Alan Napier was a busy Universal contract player in the 1940s, appearing in lots of movies that turned up on our show, including House of Horrors, The Invisible Man Returns and Three Strangers. His performance here isn’t more than competent — not a surprise since Napier was never more than a competent actor — but even Laurence Olivier would have found it difficult to inject life into such a stock character.
Similarly, the talented Nestor Paiva doesn’t have much to work with here; he is the appointed worrier of the group, but doesn’t have much more to do than complain before getting eaten by the mole men.
Universal contract player Cynthia Patrick plays the typical love interest for this sort of film, and while she’s attractive, she has no discernable talent as an actress. Patrick had an extremely brief career, appearing in just a few feature films before moving over to doing TV guest shots; even so her career fizzled out pretty quickly.
There’s one performer in the movie who doesn’t venture into the subterranean world, and modern viewers might well ask: why does The Mole People begin with an odd, halting introduction from some doughy professor of English at USC? You’d be forgiven for thinking that Frank C. Baxter was a friend of the producer, or was maybe added at the insistence of some studio bigwig. But in the context of 1956, his presence would have made sense, and it’s likely that at least some of the kids buying tickets to see The Mole People would have recognized Dr. Baxter right away.
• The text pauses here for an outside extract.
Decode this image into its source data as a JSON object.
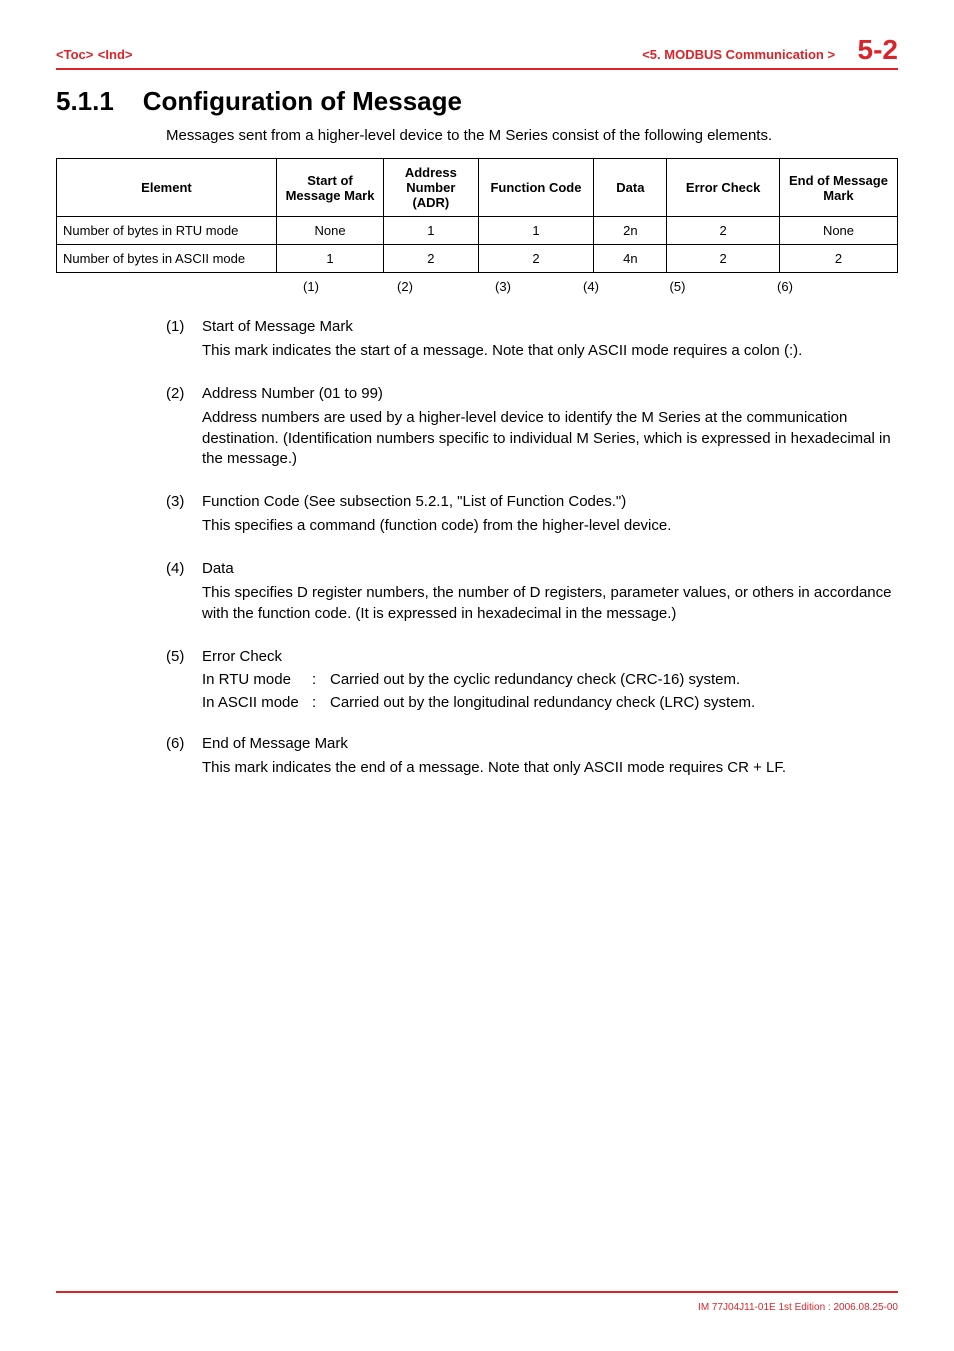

Baxter was a popularizer of science in the early days of television, appearing in a number of productions explaining difficult concepts to the layman with a warm, avuncular style. He won a Peabody award for the series Shakespeare on TV in 1955, and largely on the strength of this was chosen to portray the character of “Dr. Research” in Frank Capra’s series of Technicolor films for TV, the Bell System Science Series which ran from 1956 to 1962. The first two films in the series paired Baxter with Eddie Albert; in three more he appeared with It Came From Outer Space star Richard Carlson.
(By the way, this episode of The Bell System Science Series from 1958 might seem a bit clunky to your 21st century eyes, but you should still watch it, sad sack: it contains a nice explainer about the Coriolis effect, and at about 50 minutes in, you will see a very early warning about climate change caused by a rise in CO2 levels. Why didn’t you listen to Baxter and Carlson, America?)
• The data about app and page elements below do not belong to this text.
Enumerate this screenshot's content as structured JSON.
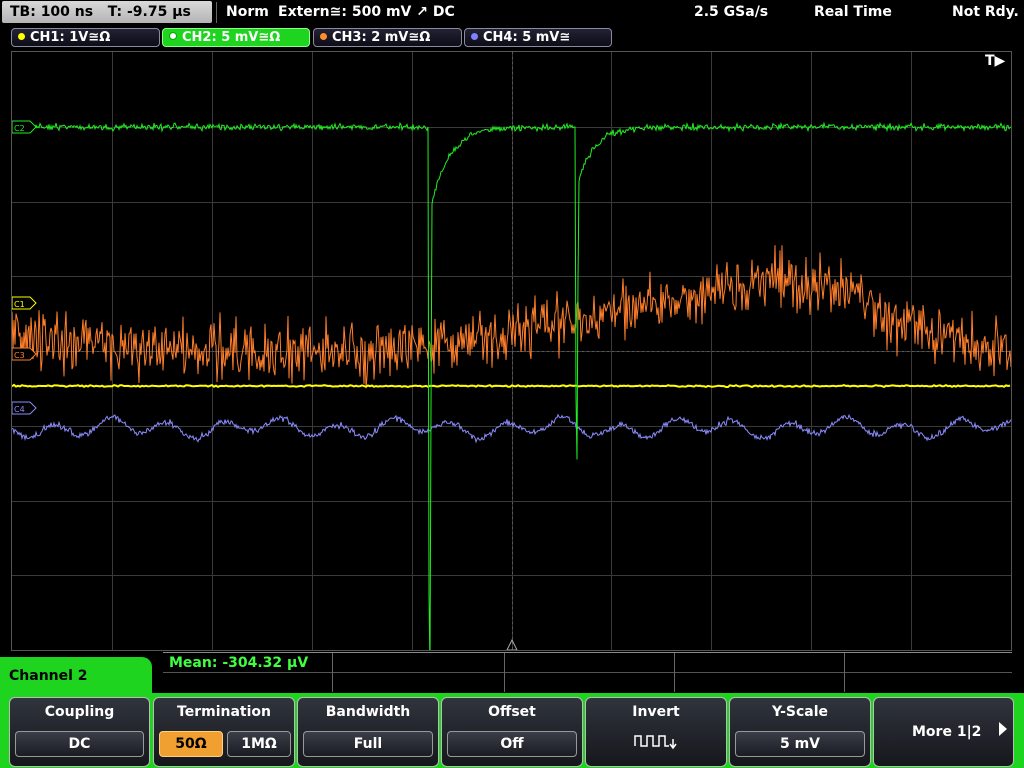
{
  "status": {
    "timebase": "TB: 100 ns",
    "trigger_time": "T: -9.75 µs",
    "mode": "Norm",
    "trigger_source": "Extern≅: 500 mV ↗ DC",
    "sample_rate": "2.5 GSa/s",
    "acq_mode": "Real Time",
    "state": "Not Rdy."
  },
  "channels": [
    {
      "label": "CH1: 1V≅Ω",
      "color": "#ffff00"
    },
    {
      "label": "CH2: 5 mV≅Ω",
      "color": "#33ff33"
    },
    {
      "label": "CH3: 2 mV≅Ω",
      "color": "#ff8c30"
    },
    {
      "label": "CH4: 5 mV≅",
      "color": "#8080ff"
    }
  ],
  "markers": {
    "ch1": "C1",
    "ch2": "C2",
    "ch3": "C3",
    "ch4": "C4",
    "trigger": "T▶"
  },
  "measurement": {
    "mean": "Mean: -304.32 µV"
  },
  "panel": {
    "title": "Channel 2",
    "coupling_title": "Coupling",
    "coupling_value": "DC",
    "termination_title": "Termination",
    "term_50": "50Ω",
    "term_1m": "1MΩ",
    "bandwidth_title": "Bandwidth",
    "bandwidth_value": "Full",
    "offset_title": "Offset",
    "offset_value": "Off",
    "invert_title": "Invert",
    "yscale_title": "Y-Scale",
    "yscale_value": "5 mV",
    "more_label": "More 1|2"
  },
  "colors": {
    "ch1": "#ffff00",
    "ch2": "#22ee22",
    "ch3": "#ff7f2a",
    "ch4": "#8c8cff",
    "accent": "#1fd41f"
  }
}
Baxter certainly wasn’t polished in these productions, but by modern standards few people were. While the camera clearly didn’t love the guy, he evidently came across as avuncular and reassuring to viewers, and that was enough.
So it shouldn’t be a big surprise that Baxter turns up in the intro to The Mole People. Universal had used the gimmick of a scientific intro to a sci-fi movie before, most notably in Creature from the Black Lagoon, and it would do so again in The Monolith Monsters with its tedious explainer about meteors.
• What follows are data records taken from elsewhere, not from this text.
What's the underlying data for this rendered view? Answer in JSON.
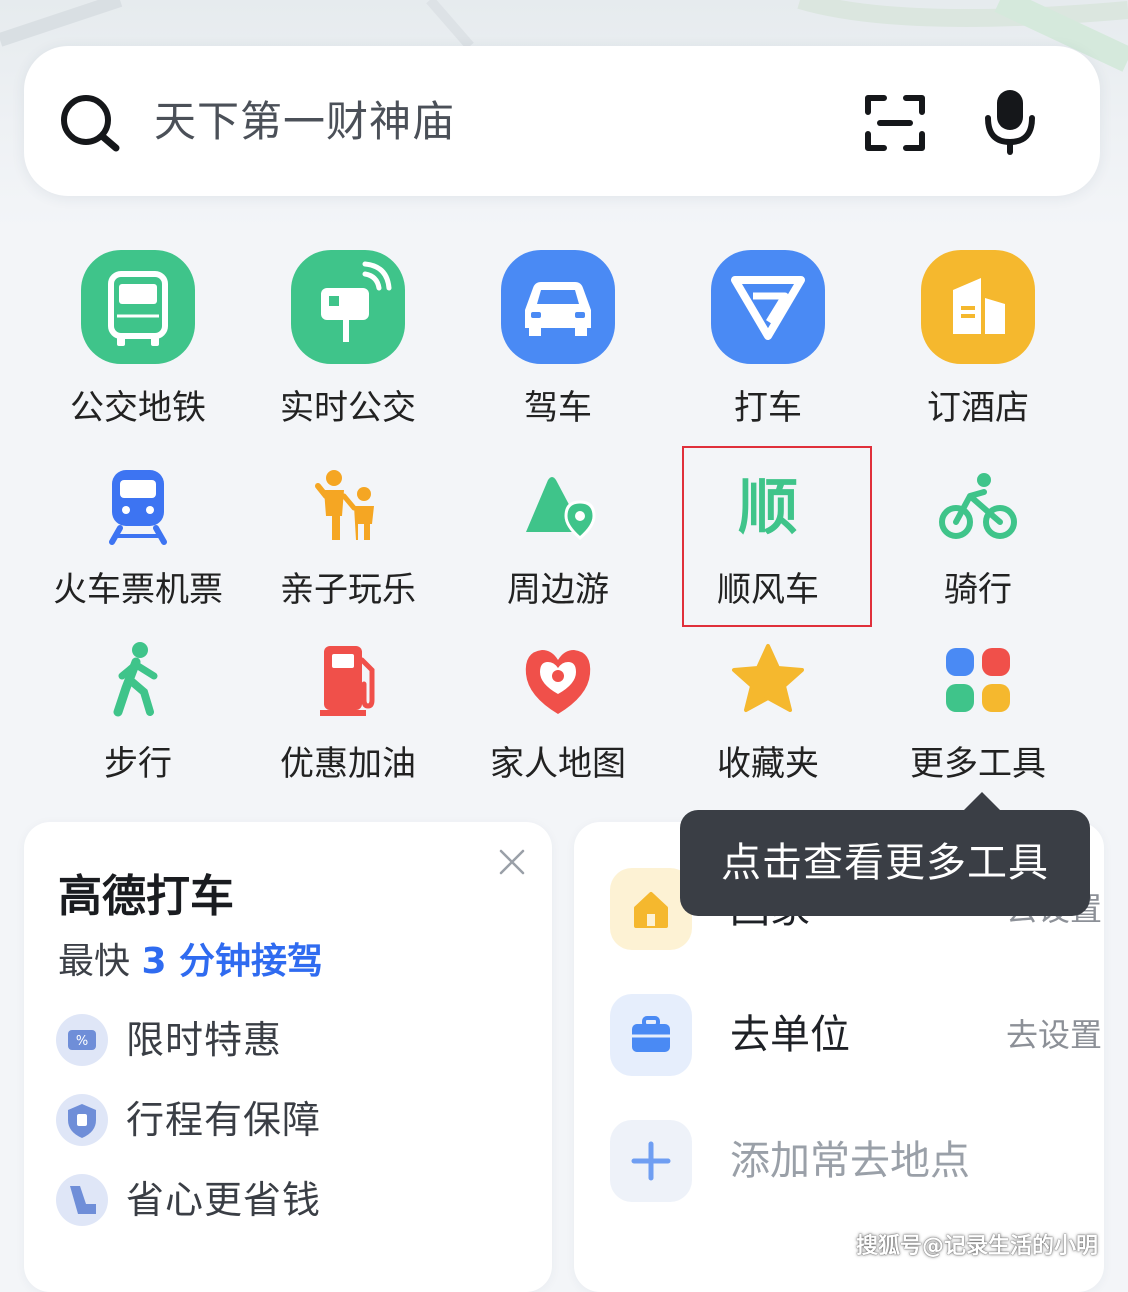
{
  "search": {
    "text": "天下第一财神庙",
    "left_icon": "search-icon",
    "right_icons": [
      "scan-icon",
      "microphone-icon"
    ]
  },
  "tools": {
    "row1": [
      {
        "label": "公交地铁",
        "icon": "bus-icon",
        "color": "#3fc48a"
      },
      {
        "label": "实时公交",
        "icon": "realtime-bus-stop-icon",
        "color": "#3fc48a"
      },
      {
        "label": "驾车",
        "icon": "car-icon",
        "color": "#4a8af4"
      },
      {
        "label": "打车",
        "icon": "taxi-icon",
        "color": "#4a8af4"
      },
      {
        "label": "订酒店",
        "icon": "hotel-icon",
        "color": "#f5b82e"
      }
    ],
    "row2": [
      {
        "label": "火车票机票",
        "icon": "train-icon",
        "color": "#3d74f2"
      },
      {
        "label": "亲子玩乐",
        "icon": "family-icon",
        "color": "#f5a623"
      },
      {
        "label": "周边游",
        "icon": "mountain-pin-icon",
        "color": "#3fc48a"
      },
      {
        "label": "顺风车",
        "icon": "shunfeng-icon",
        "color": "#3fc48a",
        "glyph": "顺"
      },
      {
        "label": "骑行",
        "icon": "bicycle-icon",
        "color": "#3fc48a"
      }
    ],
    "row3": [
      {
        "label": "步行",
        "icon": "walking-icon",
        "color": "#3fc48a"
      },
      {
        "label": "优惠加油",
        "icon": "gas-pump-icon",
        "color": "#f0504a"
      },
      {
        "label": "家人地图",
        "icon": "family-map-icon",
        "color": "#f0504a"
      },
      {
        "label": "收藏夹",
        "icon": "star-icon",
        "color": "#f5b82e"
      },
      {
        "label": "更多工具",
        "icon": "more-tools-icon",
        "color": "#4a8af4"
      }
    ]
  },
  "taxi_card": {
    "title": "高德打车",
    "subtitle_prefix": "最快 ",
    "subtitle_highlight": "3 分钟接驾",
    "perks": [
      {
        "label": "限时特惠",
        "icon": "discount-ticket-icon"
      },
      {
        "label": "行程有保障",
        "icon": "insurance-badge-icon"
      },
      {
        "label": "省心更省钱",
        "icon": "seat-icon"
      }
    ]
  },
  "places_card": {
    "rows": [
      {
        "name": "回家",
        "action": "去设置",
        "icon": "home-icon"
      },
      {
        "name": "去单位",
        "action": "去设置",
        "icon": "briefcase-icon"
      },
      {
        "name": "添加常去地点",
        "action": "",
        "icon": "plus-icon"
      }
    ]
  },
  "tooltip": {
    "text": "点击查看更多工具"
  },
  "watermark": {
    "text": "搜狐号@记录生活的小明"
  },
  "colors": {
    "green": "#3fc48a",
    "blue": "#4a8af4",
    "accent_text": "#2f6bf0",
    "highlight_border": "#e0303b"
  }
}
Baxter’s intro doesn’t really add anything here, and would have been better left on the cutting-room floor (and in fact it was excised from the TV prints). But it seems to have been kept in place to extend the running time of the theatrical version of the movie, which is just shy of 80 minutes.
*So strong was the Hollywood taboo against divorce that even into the 1970s, a blended TV family — such as the one found in The Brady Bunch — could not be made possible by a “failed marriage”. Instead, the pilot episode hurriedly explains that Mike and Carol Brady’s first spouses suffered convenient deaths, and the two unfortunates are never referred to again.